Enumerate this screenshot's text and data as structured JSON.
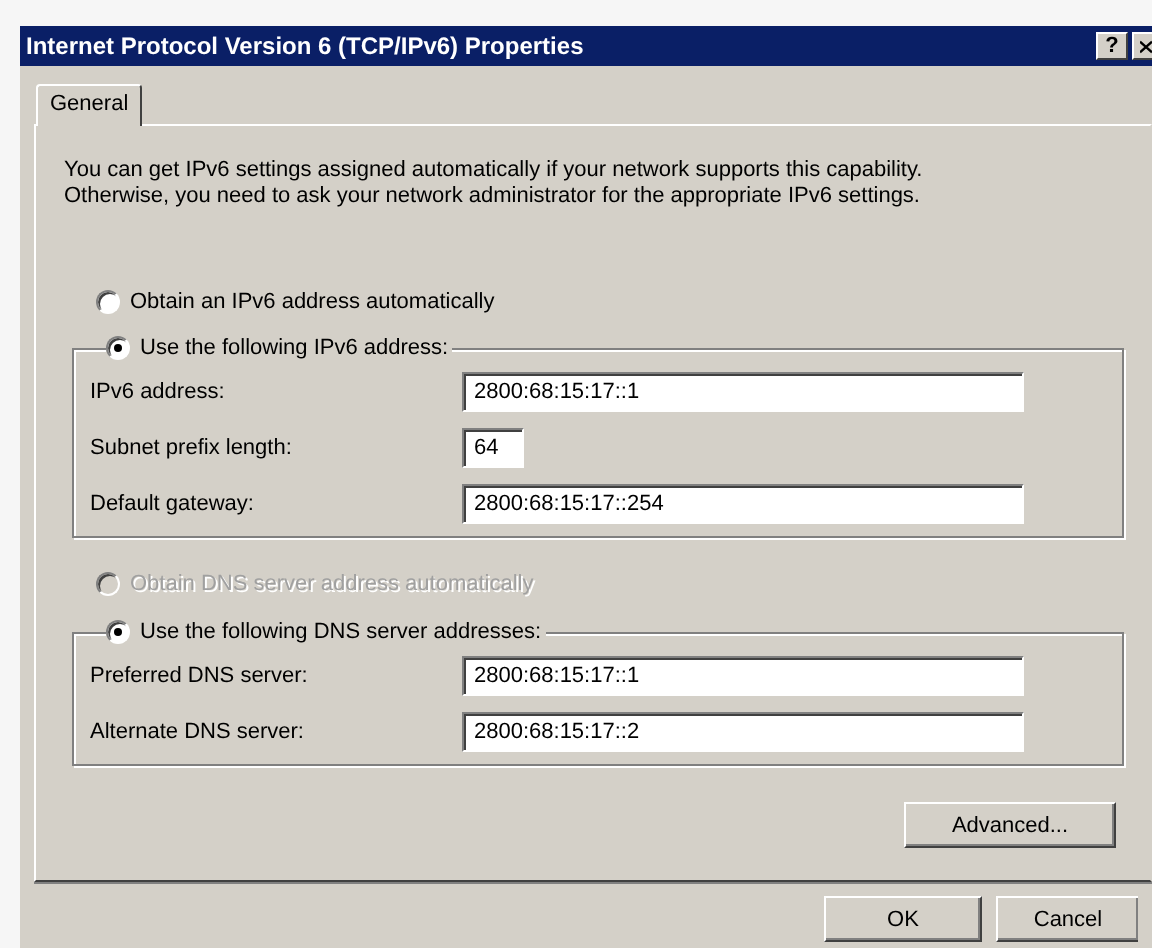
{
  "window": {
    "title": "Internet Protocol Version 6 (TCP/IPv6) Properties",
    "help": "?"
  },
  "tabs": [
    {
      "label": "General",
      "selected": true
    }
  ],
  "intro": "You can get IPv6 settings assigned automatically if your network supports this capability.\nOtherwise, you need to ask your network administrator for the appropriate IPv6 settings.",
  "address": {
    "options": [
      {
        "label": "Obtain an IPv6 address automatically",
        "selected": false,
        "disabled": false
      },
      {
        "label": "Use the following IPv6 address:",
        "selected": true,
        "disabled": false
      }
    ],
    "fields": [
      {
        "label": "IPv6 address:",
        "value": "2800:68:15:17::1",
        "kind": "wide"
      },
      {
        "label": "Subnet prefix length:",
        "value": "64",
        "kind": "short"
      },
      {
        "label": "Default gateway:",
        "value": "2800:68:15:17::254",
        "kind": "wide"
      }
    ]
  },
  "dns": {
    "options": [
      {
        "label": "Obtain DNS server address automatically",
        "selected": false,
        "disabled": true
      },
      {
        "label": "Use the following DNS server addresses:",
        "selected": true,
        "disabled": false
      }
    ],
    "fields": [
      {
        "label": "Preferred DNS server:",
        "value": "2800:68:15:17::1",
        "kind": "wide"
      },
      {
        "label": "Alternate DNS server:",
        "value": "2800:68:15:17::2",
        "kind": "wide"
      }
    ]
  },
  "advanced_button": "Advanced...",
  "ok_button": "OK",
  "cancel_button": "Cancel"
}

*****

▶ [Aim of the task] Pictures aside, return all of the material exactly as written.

▶ [Exercise solution]
Enumerate this screenshot's text and data as structured JSON.
{
  "window": {
    "title": "Internet Protocol Version 6 (TCP/IPv6) Properties",
    "help": "?"
  },
  "tabs": [
    {
      "label": "General",
      "selected": true
    }
  ],
  "intro": "You can get IPv6 settings assigned automatically if your network supports this capability.\nOtherwise, you need to ask your network administrator for the appropriate IPv6 settings.",
  "address": {
    "options": [
      {
        "label": "Obtain an IPv6 address automatically",
        "selected": false,
        "disabled": false
      },
      {
        "label": "Use the following IPv6 address:",
        "selected": true,
        "disabled": false
      }
    ],
    "fields": [
      {
        "label": "IPv6 address:",
        "value": "2800:68:15:17::1",
        "kind": "wide"
      },
      {
        "label": "Subnet prefix length:",
        "value": "64",
        "kind": "short"
      },
      {
        "label": "Default gateway:",
        "value": "2800:68:15:17::254",
        "kind": "wide"
      }
    ]
  },
  "dns": {
    "options": [
      {
        "label": "Obtain DNS server address automatically",
        "selected": false,
        "disabled": true
      },
      {
        "label": "Use the following DNS server addresses:",
        "selected": true,
        "disabled": false
      }
    ],
    "fields": [
      {
        "label": "Preferred DNS server:",
        "value": "2800:68:15:17::1",
        "kind": "wide"
      },
      {
        "label": "Alternate DNS server:",
        "value": "2800:68:15:17::2",
        "kind": "wide"
      }
    ]
  },
  "advanced_button": "Advanced...",
  "ok_button": "OK",
  "cancel_button": "Cancel"
}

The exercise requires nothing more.